    Wahoo gather around banks and pinnacles and can be occasionally found around wrecks and deeper reefs where smaller fish are abundant. Wahoo feed on porcupinefish, flyingfish, herring, scad, laternfish, small mackerel and tuna, as well as squid. Wahoo are known for their fastswimming, strong fighting, and jumping ability. They are generally taken while trolling, live bait fishing, and kite fishing for other offshore species. Eating: Excellent. Wahoo have white, firm flesh considered by many anglers to be one of the best tasting of all fish.



    The Top of Myrtle Beach ViewTop of Myrtle Beach View
    Warsaw grouper
    It is believed that these fish do not actively search for food but lie in wait ambushing their prey. They prefer to feed on fish, crustaceans, and even juvenile sea turtles. Warsaw grouper are caught bottom fishing over live bottoms and rocky outcroppings. A heavy rod baited with live or cut bait, such as squid, is effective. Eating: White, flaky and firm flesh.
    The Top of Myrtle Beach ViewTop of Myrtle Beach View
    Weakfish
    Weakfish prefer sandy bottoms. They are found in shallow waters along shores and in large bays and estuaries including salt marsh creeks and sometimes in river mouths. Weakfish are omnivorous, feeding on crabs, shrimp, and other crustaceans, as well as mollusks and small fish such as herring and menhaden. Weakfish forage at different depths and levels and are able to adapt to local food conditions. These fish are taken by casting, jigging, or still fishing with natural or artificial baits. Eating: Excellent. The flesh is soft and has a tendency to spoil quickly.

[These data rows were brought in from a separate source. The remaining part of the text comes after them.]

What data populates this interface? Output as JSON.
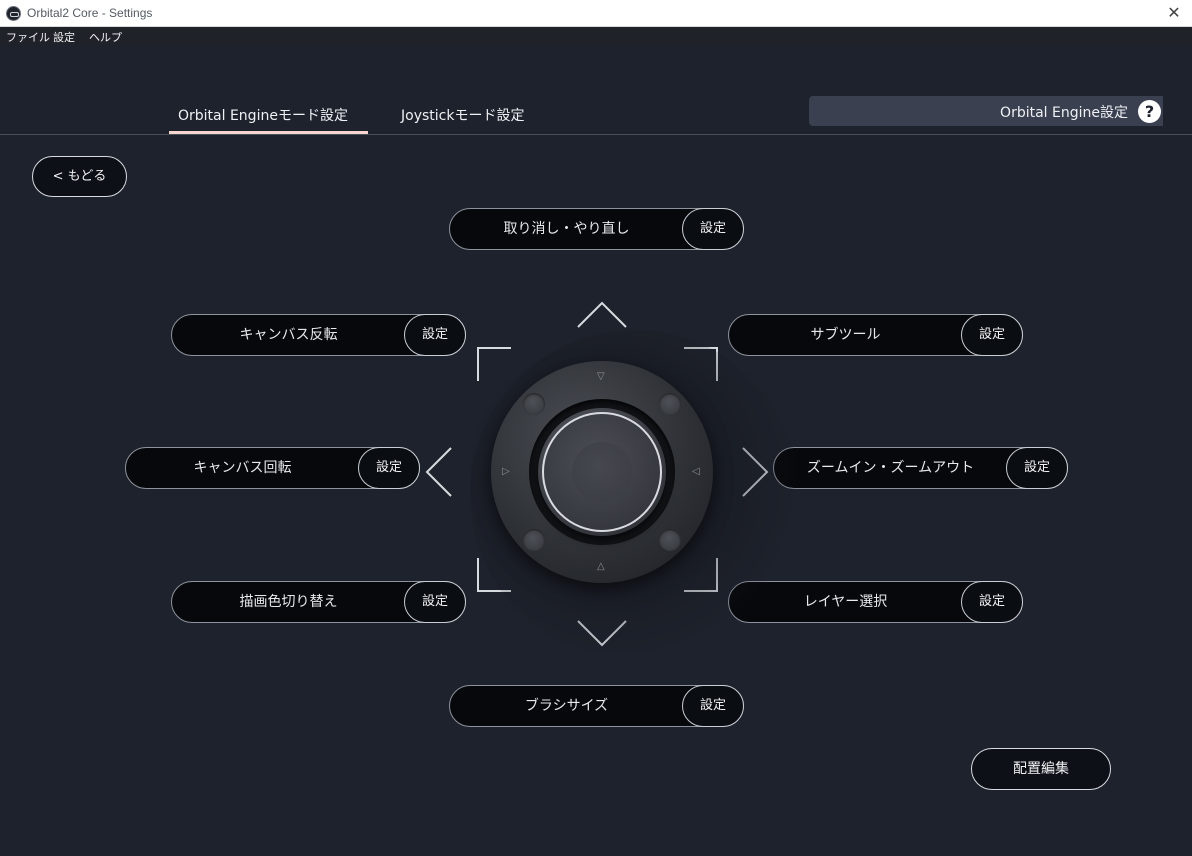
{
  "window": {
    "title": "Orbital2 Core - Settings",
    "close_glyph": "✕"
  },
  "menu": {
    "items": [
      "ファイル",
      "設定",
      "ヘルプ"
    ]
  },
  "tabs": [
    {
      "label": "Orbital Engineモード設定",
      "active": true
    },
    {
      "label": "Joystickモード設定",
      "active": false
    }
  ],
  "header": {
    "label": "Orbital Engine設定",
    "help_glyph": "?"
  },
  "back_button": {
    "label": "< もどる"
  },
  "set_label": "設定",
  "functions": {
    "up": "取り消し・やり直し",
    "upper_left": "キャンバス反転",
    "upper_right": "サブツール",
    "left": "キャンバス回転",
    "right": "ズームイン・ズームアウト",
    "lower_left": "描画色切り替え",
    "lower_right": "レイヤー選択",
    "down": "ブラシサイズ"
  },
  "edit_button": {
    "label": "配置編集"
  },
  "device_marks": {
    "top": "▽",
    "bottom": "△",
    "left": "▷",
    "right": "◁"
  },
  "colors": {
    "background": "#1e222c",
    "pill": "#06080c",
    "active_tab_underline": "#f5d7cf",
    "header_bar": "#3a4050"
  }
}
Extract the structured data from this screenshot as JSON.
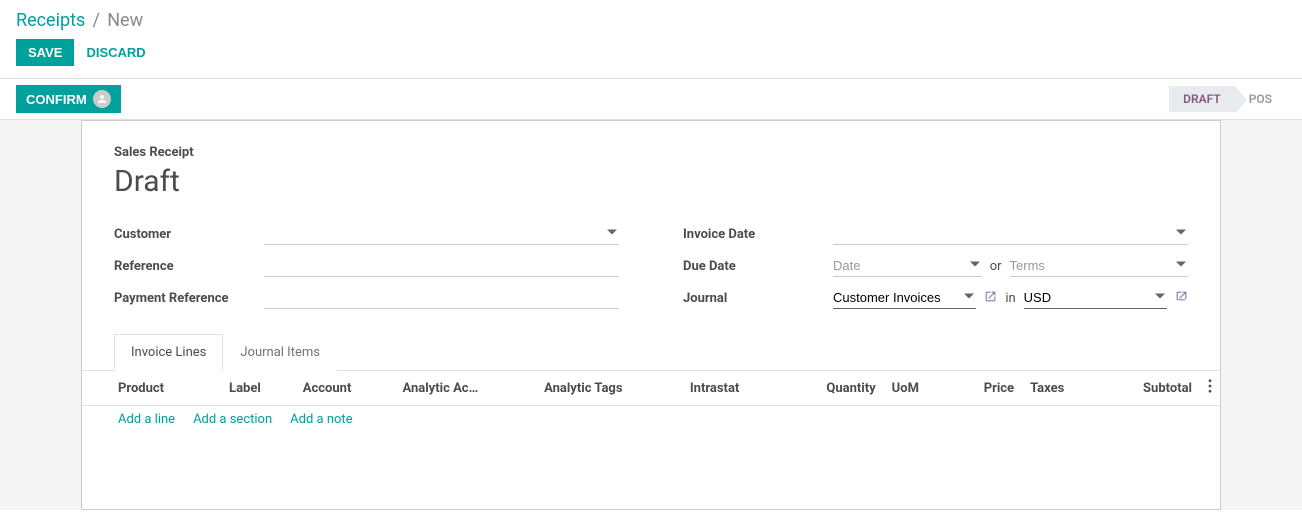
{
  "breadcrumb": {
    "root": "Receipts",
    "sep": "/",
    "current": "New"
  },
  "actions": {
    "save": "Save",
    "discard": "Discard"
  },
  "status": {
    "confirm": "Confirm",
    "draft": "Draft",
    "posted": "Pos"
  },
  "sheet": {
    "title_label": "Sales Receipt",
    "title": "Draft",
    "left_fields": {
      "customer_label": "Customer",
      "reference_label": "Reference",
      "payment_ref_label": "Payment Reference"
    },
    "right_fields": {
      "invoice_date_label": "Invoice Date",
      "due_date_label": "Due Date",
      "due_date_placeholder": "Date",
      "due_date_or": "or",
      "terms_placeholder": "Terms",
      "journal_label": "Journal",
      "journal_value": "Customer Invoices",
      "journal_in": "in",
      "currency_value": "USD"
    }
  },
  "tabs": {
    "invoice_lines": "Invoice Lines",
    "journal_items": "Journal Items"
  },
  "table": {
    "headers": {
      "product": "Product",
      "label": "Label",
      "account": "Account",
      "analytic_acc": "Analytic Ac…",
      "analytic_tags": "Analytic Tags",
      "intrastat": "Intrastat",
      "quantity": "Quantity",
      "uom": "UoM",
      "price": "Price",
      "taxes": "Taxes",
      "subtotal": "Subtotal"
    },
    "add_line": "Add a line",
    "add_section": "Add a section",
    "add_note": "Add a note"
  }
}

    The Top of Myrtle Beach ViewTop of Myrtle Beach View
    White grunt
    White grunt can typically be found in 60 to 80 feet of water. They are schooling fish and are often located along the edges of reefs and at the base of structures. White grunt are bottom feeders that root in the sand and bottom matter near reefs. They feed on worms, shrimp, crabs, mollusks, and small fish. White grunt are taken frequently while bottom fishing with live and cut baits over natural and artificial reefs. Eating: Good. The firm, white flesh of these fish keeps well on ice.



    The Top of Myrtle Beach ViewTop of Myrtle Beach View
    White marlin
    White marlin usually favor warm, deep, blue waters, but frequently come closer to shore. They are the most frequently encountered marlin along the Atlantic coast. White marlin are solitary, but do form small cooperative hunting groups where they herd baitfish. This species eats assorted fish and squid, generally consuming whatever is most abundant. These fish are taken by trolling artificial and natural baits and by live bait fishing. Eating: Good. White marlin is often smoked, but generally released alive by anglers.



    The Top of Myrtle Beach ViewTop of Myrtle Beach View
    White perch
    During the spring, April through June, white perch migrate from estuarine waters into freshwater streams to spawn. White perch feed on a variety of small fish, insects, crustaceans, and other invertebrates. These fish are caught on or near the bottom, while fishing with most types of live or cut baits. Eating: White, flaky flesh that may be broiled or fried.



    The Top of Myrtle Beach ViewTop of Myrtle Beach View
    Yellowfin tuna
    Yellowfin tuna prefer deep, warm, temperate oceanic waters, but have been known to come fairly close to shore when there are warm currents. The yellowfin's diet depends largely on local abundance, and includes flyingfish, other small fish, squid, and crustaceans. These fish are caught primarily trolling with strip baits, artificial baits, and live baits such as small fish and squid. Chumming is effective. Eating: Excellent.



    The Top of Myrtle Beach ViewTop of Myrtle Beach View
    Popular Myrtle Beach Deals!